(Element data from apps and pages)
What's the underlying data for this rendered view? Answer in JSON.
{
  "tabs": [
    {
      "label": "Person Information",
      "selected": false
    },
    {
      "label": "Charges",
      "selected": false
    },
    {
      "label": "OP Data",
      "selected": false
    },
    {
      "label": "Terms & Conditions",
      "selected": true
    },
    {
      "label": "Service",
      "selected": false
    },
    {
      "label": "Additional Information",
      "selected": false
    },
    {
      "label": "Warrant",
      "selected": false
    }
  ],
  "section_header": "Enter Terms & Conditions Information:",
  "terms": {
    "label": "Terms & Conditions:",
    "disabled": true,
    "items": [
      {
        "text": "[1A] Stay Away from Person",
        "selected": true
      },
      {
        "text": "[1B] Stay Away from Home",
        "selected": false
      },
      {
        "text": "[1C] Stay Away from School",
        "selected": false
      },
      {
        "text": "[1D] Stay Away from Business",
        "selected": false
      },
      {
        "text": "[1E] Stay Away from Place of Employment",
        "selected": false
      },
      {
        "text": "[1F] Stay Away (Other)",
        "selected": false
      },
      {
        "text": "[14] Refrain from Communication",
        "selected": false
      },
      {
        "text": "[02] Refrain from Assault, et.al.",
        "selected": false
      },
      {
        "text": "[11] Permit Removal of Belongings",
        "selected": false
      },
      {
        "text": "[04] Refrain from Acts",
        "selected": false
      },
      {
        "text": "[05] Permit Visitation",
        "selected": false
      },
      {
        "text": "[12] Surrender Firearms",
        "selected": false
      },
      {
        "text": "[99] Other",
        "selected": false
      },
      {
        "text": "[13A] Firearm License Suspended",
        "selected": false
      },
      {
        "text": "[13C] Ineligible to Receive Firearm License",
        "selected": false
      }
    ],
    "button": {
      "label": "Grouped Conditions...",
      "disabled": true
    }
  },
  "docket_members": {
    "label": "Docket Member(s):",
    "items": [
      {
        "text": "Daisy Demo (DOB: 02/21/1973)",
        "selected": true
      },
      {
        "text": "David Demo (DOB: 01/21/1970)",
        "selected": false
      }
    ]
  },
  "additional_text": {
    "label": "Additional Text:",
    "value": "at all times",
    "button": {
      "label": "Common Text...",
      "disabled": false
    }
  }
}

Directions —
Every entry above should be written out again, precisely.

Problem solution —
What's the underlying data for this rendered view? Answer in JSON.
{
  "tabs": [
    {
      "label": "Person Information",
      "selected": false
    },
    {
      "label": "Charges",
      "selected": false
    },
    {
      "label": "OP Data",
      "selected": false
    },
    {
      "label": "Terms & Conditions",
      "selected": true
    },
    {
      "label": "Service",
      "selected": false
    },
    {
      "label": "Additional Information",
      "selected": false
    },
    {
      "label": "Warrant",
      "selected": false
    }
  ],
  "section_header": "Enter Terms & Conditions Information:",
  "terms": {
    "label": "Terms & Conditions:",
    "disabled": true,
    "items": [
      {
        "text": "[1A] Stay Away from Person",
        "selected": true
      },
      {
        "text": "[1B] Stay Away from Home",
        "selected": false
      },
      {
        "text": "[1C] Stay Away from School",
        "selected": false
      },
      {
        "text": "[1D] Stay Away from Business",
        "selected": false
      },
      {
        "text": "[1E] Stay Away from Place of Employment",
        "selected": false
      },
      {
        "text": "[1F] Stay Away (Other)",
        "selected": false
      },
      {
        "text": "[14] Refrain from Communication",
        "selected": false
      },
      {
        "text": "[02] Refrain from Assault, et.al.",
        "selected": false
      },
      {
        "text": "[11] Permit Removal of Belongings",
        "selected": false
      },
      {
        "text": "[04] Refrain from Acts",
        "selected": false
      },
      {
        "text": "[05] Permit Visitation",
        "selected": false
      },
      {
        "text": "[12] Surrender Firearms",
        "selected": false
      },
      {
        "text": "[99] Other",
        "selected": false
      },
      {
        "text": "[13A] Firearm License Suspended",
        "selected": false
      },
      {
        "text": "[13C] Ineligible to Receive Firearm License",
        "selected": false
      }
    ],
    "button": {
      "label": "Grouped Conditions...",
      "disabled": true
    }
  },
  "docket_members": {
    "label": "Docket Member(s):",
    "items": [
      {
        "text": "Daisy Demo (DOB: 02/21/1973)",
        "selected": true
      },
      {
        "text": "David Demo (DOB: 01/21/1970)",
        "selected": false
      }
    ]
  },
  "additional_text": {
    "label": "Additional Text:",
    "value": "at all times",
    "button": {
      "label": "Common Text...",
      "disabled": false
    }
  }
}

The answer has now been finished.